It is no secret that we adults are doing our boys a great disservice in terms of emotional support. For so long, society has told boys that they have to be “tough” and “strong,” and that showing emotions is “weak” and “feminine.” This often results in them not knowing how to express emotions like sadness and displeasure because they have been taught to suppress those emotions. And we all know that bottling up our emotions is never a good thing.
Research shows that boys actually need more emotional support than girls, but because of societal expectations, and gender stereotypes, we are not giving it to them. There are biological differences between the ways boys’ and girls’ brains develop. In fact, boys are more emotionally vulnerable while still in utero.
But, for some reason, we’re not talking enough about those differences, even though they’re the roadmap for the kind of emotional support we should be giving our boys. Because it is becoming increasingly more clear that if we don’t, we will continue to be putting our boys in danger.
According to a study by Sebastian Kraemer, “The Fragile Male,” which was published in 2000, males are at a disadvantage from conception, long before social constructs even have a chance to come into play. According to his study, male embryos are more vulnerable to maternal stress, and male fetuses are more susceptible to things like cerebral palsy. Males are more likely to be born prematurely, with stillbirths being more common.

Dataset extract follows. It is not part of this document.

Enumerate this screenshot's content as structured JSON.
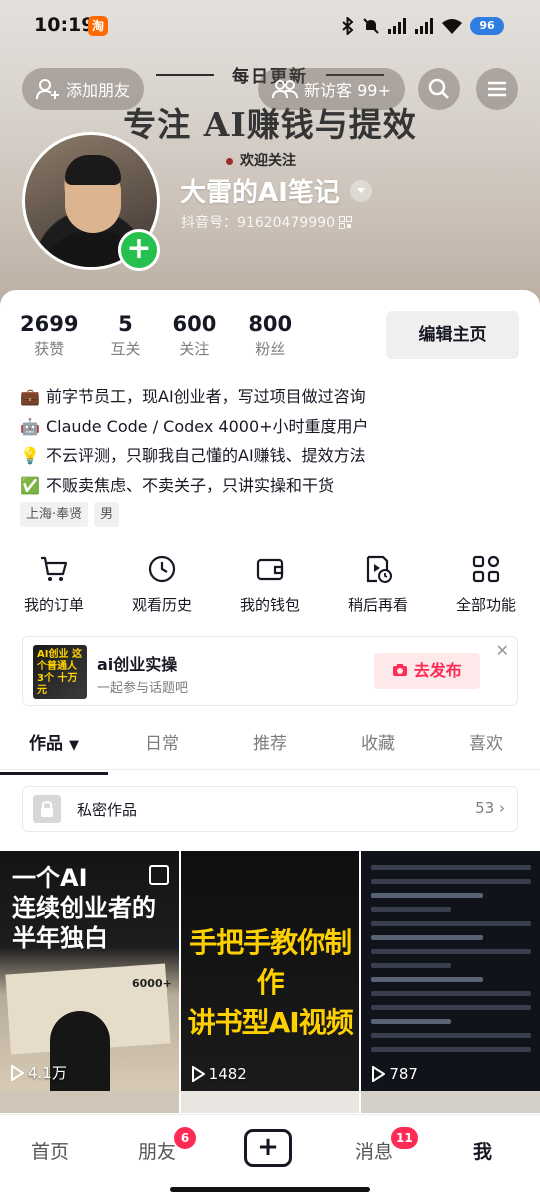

After birth, they are far more likely to exhibit high cortisol (the stress hormone) levels from neonatal assessments. They are also more vulnerable to birth trauma and unresponsive caregiving, which could leave them in distress. And at birth, their brains are less developed than girls by up to six weeks. Boys continue to develop at a slower pace than girls do, even as they get older. Kraemer notes, “The care of boys is generally more difficult and, therefore, more likely to go wrong, adding to the deficits already existing before birth.”
Boys sometimes seem like feral creatures — they’re loud, rambunctious, constantly moving — and it can be exhausting, even in those early months. But in his paper, “All Our Sons: The Developmental Neurobiology And Neuroendocrinology Of Boys At Risk,” Dr. Allan Schore of the UCLA David Geffen School of Medicine, points out the importance of infant boys forming positive relationships with their parents and/or caregiver on their development and emotional strength.
“In light of the male infant’s slower brain maturation, the secure mother’s attachment-regulating function as a sensitively responsive, interactive affect regulator of his immature right brain in the first year is essential to optimal male socioemotional development,” he says. In other words, it’s imperative to spend time bonding with your baby, giving them cuddles as much as you can, and making sure that you’re there for them when they need you.
“Young boys are taught early that expressing their emotions is taboo. This causes long-term harm to their relationships with each other and with people of other genders,” says Jessica Raven, the executive director for the Collective Action for Safe Spaces said in an interview with HuffPost Canada. Subscribing to these archaic beliefs about how a boy is supposed to handle his feelings is what leads to them not having a proper outlet for them.
This is one of the many ways in which the patriarchy does a disservice to men too, but they have been conditioned to believe that it’s normal. Emotions are a human thing, not a gender thing. As the parent to a boy, it’s easy to fall into those gender traps, like “big boys don’t cry.”
But the only way we’re going to get past them is for us as parents to actively change the conversation. My son cries pretty easily, and it can definitely be trying, but I also know that it’s important to give him the space to have those feelings. Get down on their level, emotionally and physically. When my son cries, I’ll kneel down so I’m looking him in the eye and say something like, “I understand that you’re upset, how can I help?” Then do it. Getting them to take a few calming breaths helps, and sometimes, you just have to let them cry.
By not acknowledging that boys have feelings, and knowing how to give them the proper avenues to explore those complex emotions that make them human, we are only setting them up to keep repeating a damning cycle of toxic masculinity and oppression. By now, there’s enough scientific evidence (not to mention common sense) to tell us that these things are very real, and very important to raising healthy, well-rounded boys. If you love your son, stop trying to make him a tough guy, and give him the space to be a fully formed, emotionally secure person.